After a series of contests with valkyries, kobolds and phantoms he crosses the lake of fire and enters the enchanted chamber of Brunhilde. Lowering his visor, he awakens her. She offers him her love and gratitude and then falls asleep again. Her couch becomes a barque and with Sigurd's sword between them they are drawn away by norns who have assumed the form of swans.
The third act opens in Gunther's garden at Worms, where the two warriors meet and Sigurd renounces his lovely prize. At the first gleam of dawn, Brunhilde's sleep slips from her. Assured that it was Gunther who set her free, she consents to be his bride. Hilda is full of joy because she sees in Sigurd's transferral of the Valkyrie to her brother, an evidence of his love. But Uta foresees disaster. Sigurd demands, as a reward, to be wedded to Hilda and Brunhilde is asked to join their hands. As hers touches Sigurd's a peal of thunder is heard, but blind to the omen, the double marriage procession goes forth to the grove of Freya.

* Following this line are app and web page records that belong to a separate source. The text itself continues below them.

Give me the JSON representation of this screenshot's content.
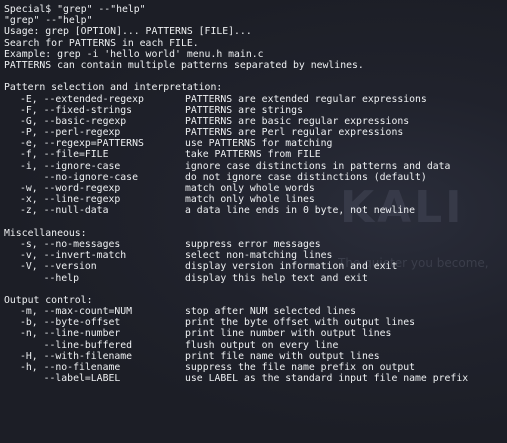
{
  "prompt": {
    "user": "Special",
    "symbol": "$",
    "command": "\"grep\" --\"help\""
  },
  "echo_line": "\"grep\" --\"help\"",
  "intro": [
    "Usage: grep [OPTION]... PATTERNS [FILE]...",
    "Search for PATTERNS in each FILE.",
    "Example: grep -i 'hello world' menu.h main.c",
    "PATTERNS can contain multiple patterns separated by newlines."
  ],
  "sections": [
    {
      "heading": "Pattern selection and interpretation:",
      "options": [
        {
          "flag": "-E, --extended-regexp",
          "desc": "PATTERNS are extended regular expressions"
        },
        {
          "flag": "-F, --fixed-strings",
          "desc": "PATTERNS are strings"
        },
        {
          "flag": "-G, --basic-regexp",
          "desc": "PATTERNS are basic regular expressions"
        },
        {
          "flag": "-P, --perl-regexp",
          "desc": "PATTERNS are Perl regular expressions"
        },
        {
          "flag": "-e, --regexp=PATTERNS",
          "desc": "use PATTERNS for matching"
        },
        {
          "flag": "-f, --file=FILE",
          "desc": "take PATTERNS from FILE"
        },
        {
          "flag": "-i, --ignore-case",
          "desc": "ignore case distinctions in patterns and data"
        },
        {
          "flag": "    --no-ignore-case",
          "desc": "do not ignore case distinctions (default)"
        },
        {
          "flag": "-w, --word-regexp",
          "desc": "match only whole words"
        },
        {
          "flag": "-x, --line-regexp",
          "desc": "match only whole lines"
        },
        {
          "flag": "-z, --null-data",
          "desc": "a data line ends in 0 byte, not newline"
        }
      ]
    },
    {
      "heading": "Miscellaneous:",
      "options": [
        {
          "flag": "-s, --no-messages",
          "desc": "suppress error messages"
        },
        {
          "flag": "-v, --invert-match",
          "desc": "select non-matching lines"
        },
        {
          "flag": "-V, --version",
          "desc": "display version information and exit"
        },
        {
          "flag": "    --help",
          "desc": "display this help text and exit"
        }
      ]
    },
    {
      "heading": "Output control:",
      "options": [
        {
          "flag": "-m, --max-count=NUM",
          "desc": "stop after NUM selected lines"
        },
        {
          "flag": "-b, --byte-offset",
          "desc": "print the byte offset with output lines"
        },
        {
          "flag": "-n, --line-number",
          "desc": "print line number with output lines"
        },
        {
          "flag": "    --line-buffered",
          "desc": "flush output on every line"
        },
        {
          "flag": "-H, --with-filename",
          "desc": "print file name with output lines"
        },
        {
          "flag": "-h, --no-filename",
          "desc": "suppress the file name prefix on output"
        },
        {
          "flag": "    --label=LABEL",
          "desc": "use LABEL as the standard input file name prefix"
        }
      ]
    }
  ],
  "watermark": {
    "logo_text": "KALI",
    "tagline": "The quieter you become,"
  },
  "colors": {
    "background": "#1c1e26",
    "text": "#eef0f2",
    "watermark": "#3a3d4c"
  }
}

In the last act, the people deplore the continued melancholy of their Queen, Brunhilde, and in a soliloquy she laments the decree of Odin that she should wed Gunther instead of Sigurd. Hilda, perceiving her brother's bride tremble at the name of Sigurd, reveals in a passion of jealousy that it was Sigurd who set her free, taunting her with the fact that he gave her up and showing her the Valkyrie's belt, given as a love-token. Brunhilde accuses her of sorcery, and when Gunther comes, she denounces his baseness and throws her crown at his feet. He is about to kill himself when Hagen assures him that Sigurd is the greater culprit. The two watching, see Brunhilde join him and dispel the influence of the love-charm, and listening, they hear them swear eternal fidelity. Sigurd is ultimately slain. The Valkyrie's spirit follows him, and they are seen soaring through the clouds to the paradise of Odin.

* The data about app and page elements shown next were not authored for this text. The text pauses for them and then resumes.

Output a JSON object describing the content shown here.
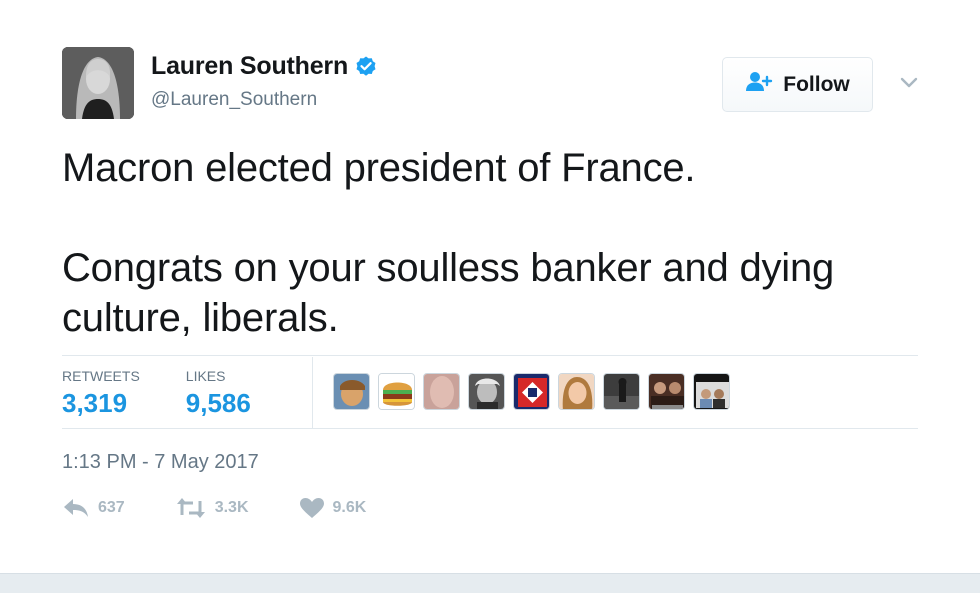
{
  "tweet": {
    "author": {
      "name": "Lauren Southern",
      "handle": "@Lauren_Southern",
      "verified": true
    },
    "follow_label": "Follow",
    "text_paragraphs": [
      "Macron elected president of France.",
      "Congrats on your soulless banker and dying culture, liberals."
    ],
    "stats": {
      "retweets_label": "RETWEETS",
      "retweets_value": "3,319",
      "likes_label": "LIKES",
      "likes_value": "9,586"
    },
    "timestamp": "1:13 PM - 7 May 2017",
    "actions": {
      "reply_count": "637",
      "retweet_count": "3.3K",
      "like_count": "9.6K"
    }
  },
  "colors": {
    "link_blue": "#1b95e0",
    "verified_blue": "#1da1f2",
    "muted_gray": "#657786",
    "icon_gray": "#aab8c2"
  },
  "icons": {
    "verified": "verified-badge-icon",
    "follow": "person-add-icon",
    "more": "chevron-down-icon",
    "reply": "reply-icon",
    "retweet": "retweet-icon",
    "like": "heart-icon"
  }
}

" Sigurd," although a work of undoubted power, has borne the ungrateful fate of frequent comparison with the Wagnerian music clothing the same story.

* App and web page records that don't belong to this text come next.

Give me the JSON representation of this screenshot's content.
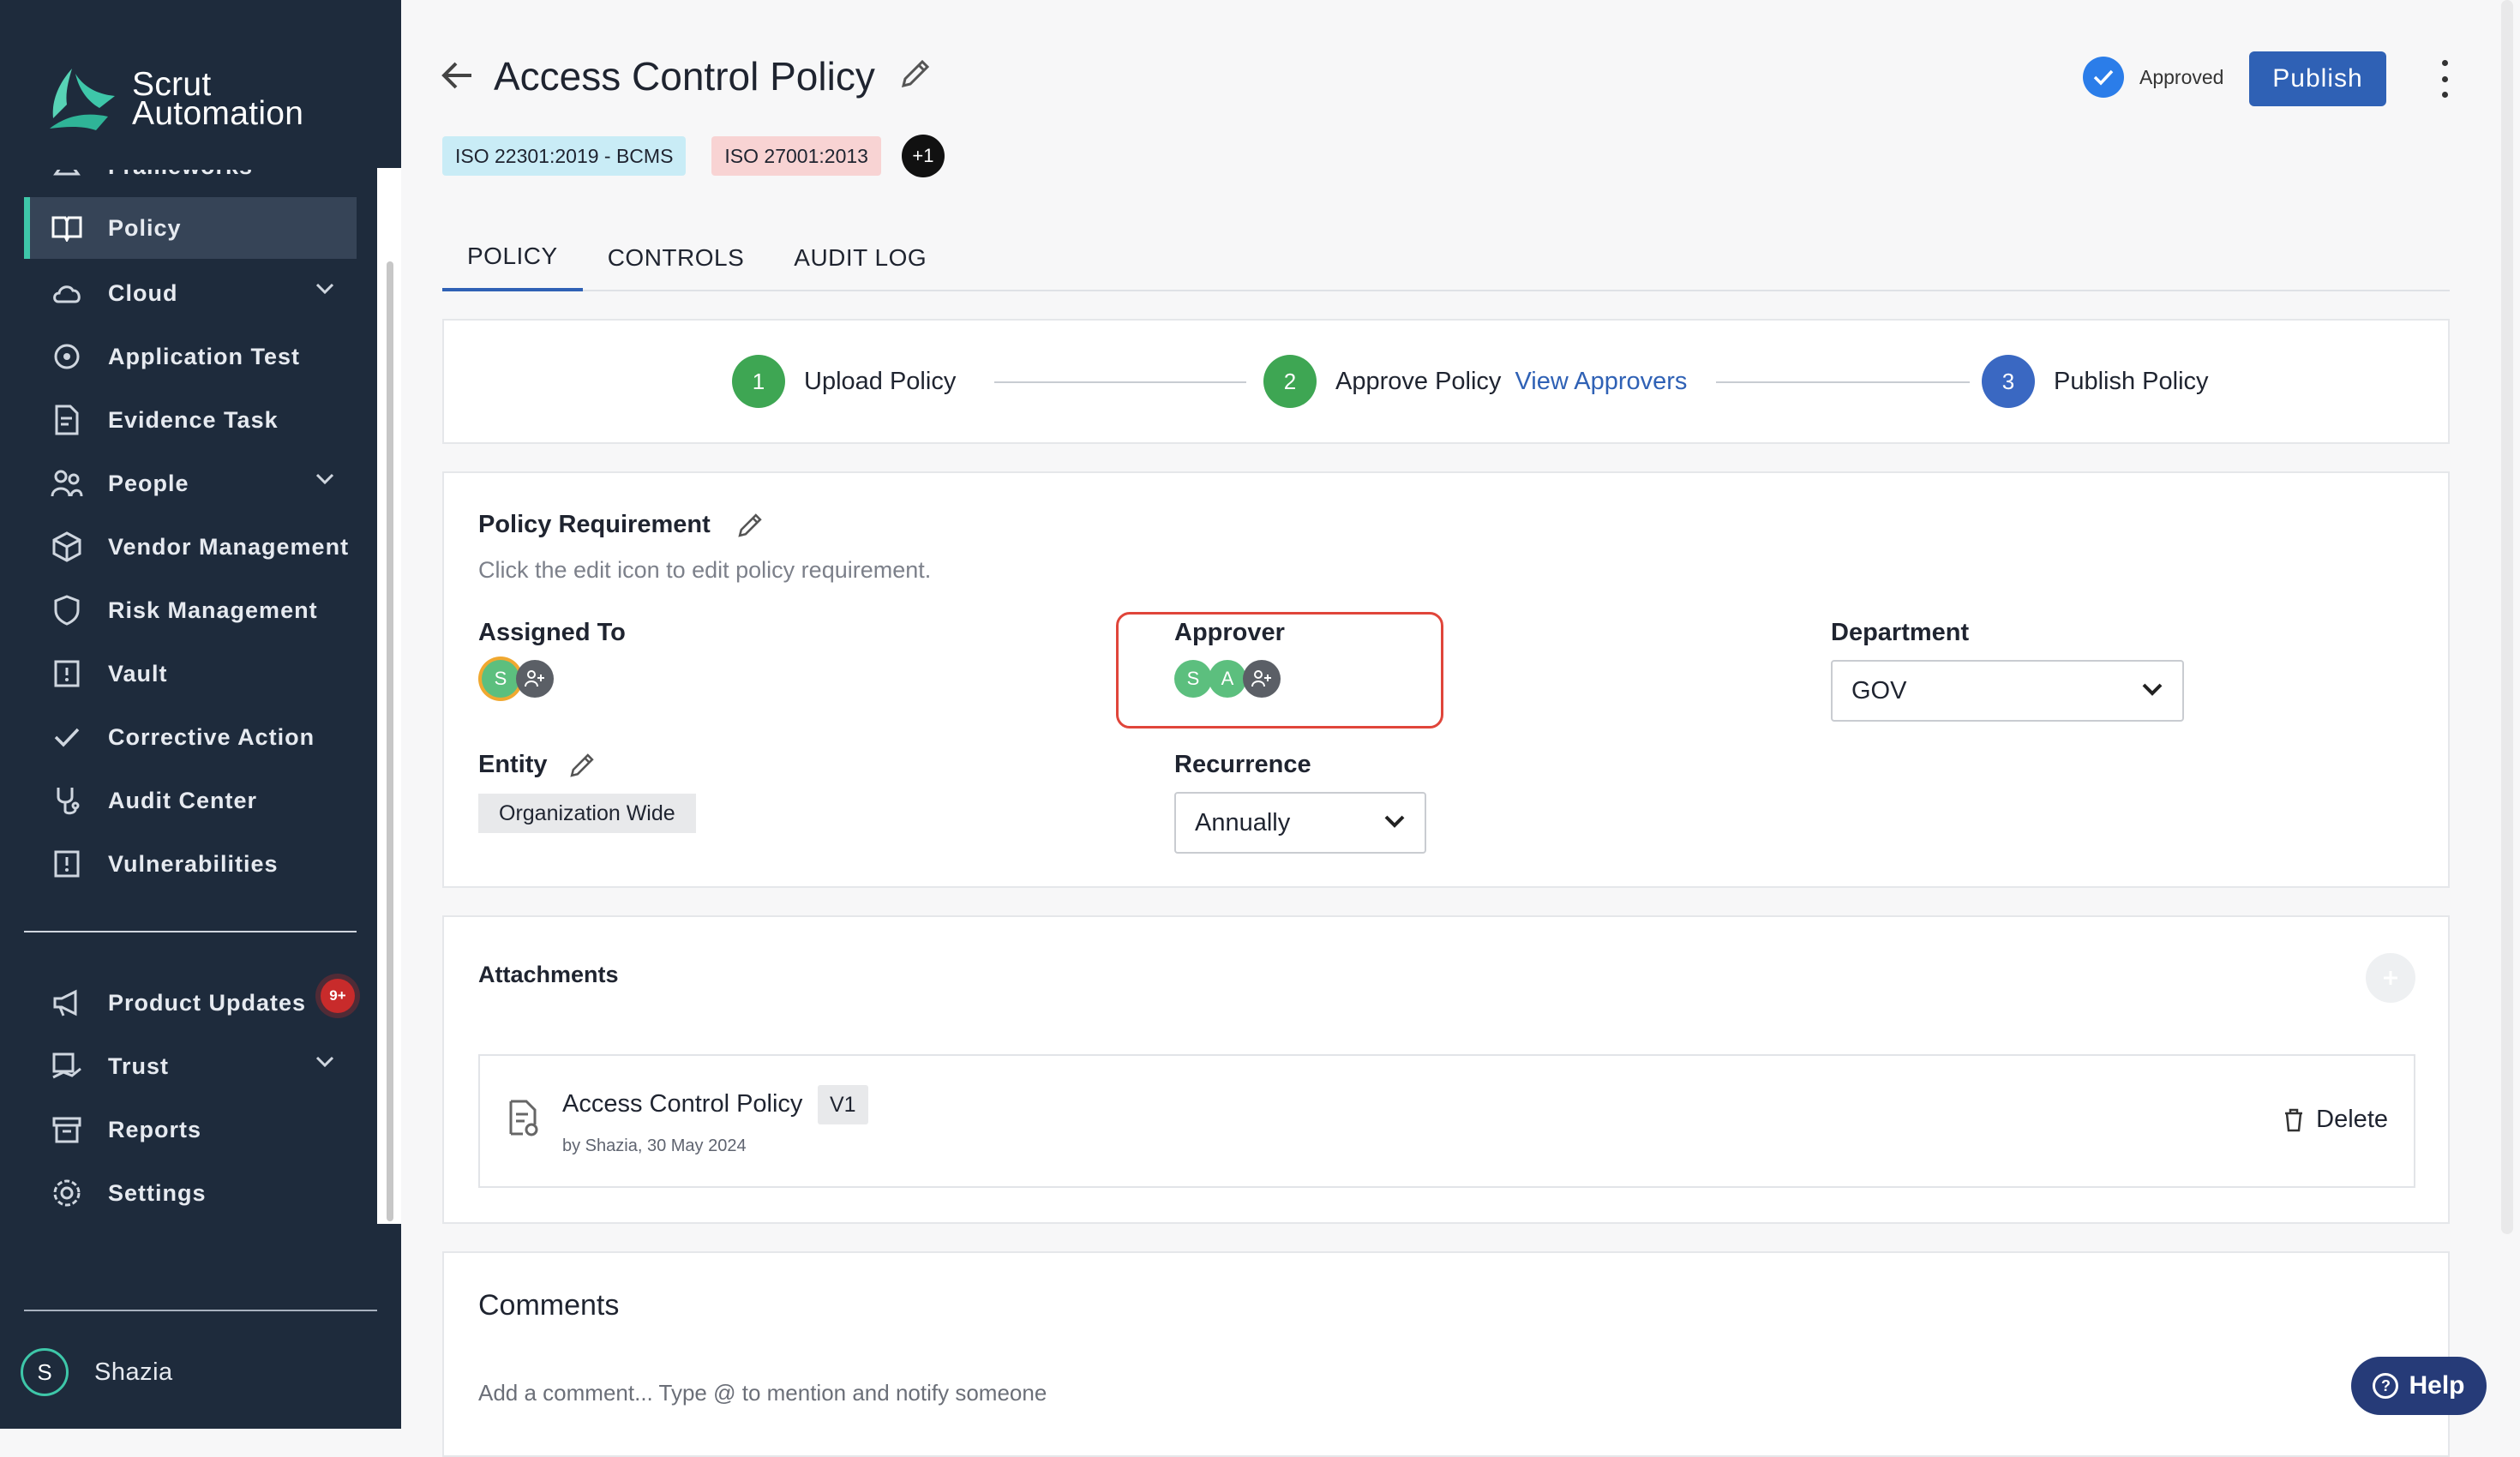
{
  "brand": {
    "line1": "Scrut",
    "line2": "Automation",
    "accent": "#3ec7a9"
  },
  "sidebar": {
    "items": [
      {
        "label": "Frameworks",
        "icon": "frameworks-icon"
      },
      {
        "label": "Policy",
        "icon": "book-icon",
        "active": true
      },
      {
        "label": "Cloud",
        "icon": "cloud-icon",
        "has_children": true
      },
      {
        "label": "Application Test",
        "icon": "app-test-icon"
      },
      {
        "label": "Evidence Task",
        "icon": "evidence-icon"
      },
      {
        "label": "People",
        "icon": "people-icon",
        "has_children": true
      },
      {
        "label": "Vendor Management",
        "icon": "vendor-icon"
      },
      {
        "label": "Risk Management",
        "icon": "shield-icon"
      },
      {
        "label": "Vault",
        "icon": "vault-icon"
      },
      {
        "label": "Corrective Action",
        "icon": "check-icon"
      },
      {
        "label": "Audit Center",
        "icon": "audit-icon"
      },
      {
        "label": "Vulnerabilities",
        "icon": "alert-icon"
      }
    ],
    "bottom_items": [
      {
        "label": "Product Updates",
        "icon": "megaphone-icon",
        "badge": "9+"
      },
      {
        "label": "Trust",
        "icon": "trust-icon",
        "has_children": true
      },
      {
        "label": "Reports",
        "icon": "archive-icon"
      },
      {
        "label": "Settings",
        "icon": "gear-icon"
      }
    ],
    "user": {
      "initial": "S",
      "name": "Shazia"
    }
  },
  "header": {
    "title": "Access Control Policy",
    "tags": [
      "ISO 22301:2019 - BCMS",
      "ISO 27001:2013"
    ],
    "more_tags": "+1",
    "status": "Approved",
    "publish_label": "Publish"
  },
  "tabs": [
    "POLICY",
    "CONTROLS",
    "AUDIT LOG"
  ],
  "stepper": {
    "steps": [
      {
        "num": "1",
        "label": "Upload Policy",
        "state": "done"
      },
      {
        "num": "2",
        "label": "Approve Policy",
        "link": "View Approvers",
        "state": "done"
      },
      {
        "num": "3",
        "label": "Publish Policy",
        "state": "current"
      }
    ]
  },
  "requirement": {
    "title": "Policy Requirement",
    "hint": "Click the edit icon to edit policy requirement.",
    "assigned_label": "Assigned To",
    "assigned_avatars": [
      "S"
    ],
    "approver_label": "Approver",
    "approver_avatars": [
      "S",
      "A"
    ],
    "department_label": "Department",
    "department_value": "GOV",
    "entity_label": "Entity",
    "entity_value": "Organization Wide",
    "recurrence_label": "Recurrence",
    "recurrence_value": "Annually"
  },
  "attachments": {
    "title": "Attachments",
    "file": {
      "name": "Access Control Policy",
      "version": "V1",
      "meta": "by Shazia, 30 May 2024",
      "delete_label": "Delete"
    }
  },
  "comments": {
    "title": "Comments",
    "placeholder": "Add a comment... Type @ to mention and notify someone"
  },
  "help_label": "Help"
}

Prominent passages in the score are the chorus of women engaged in embroidering the standards, " Brodons des étendards et préparons des armes " (" We broider the standards ") ; Uta's interpretation of Hilda's dream, " Jesais des secrets merveilleux" (" I know of secrets wonderful"); the bard's story of Brunhilde, "C'était Brunhilde, la plus belle" (" Twas Brunhilde"); Sigurd's song at his entrance, "Prince de Rhin, au pays de mon père" (" Rhineland's King, the country of my sire"); his song in the forest, "Les bruits des chants s'éteint dans le forêt" ("Mid Forests vast"); Brunhilde's aria of awakening, "Salut, splendeur de jour" (" Hail, thou glory of the day"); and the duet after the love-spell is broken, "Avec ces fleurs que l'eau trâine en courant" (" With every flower").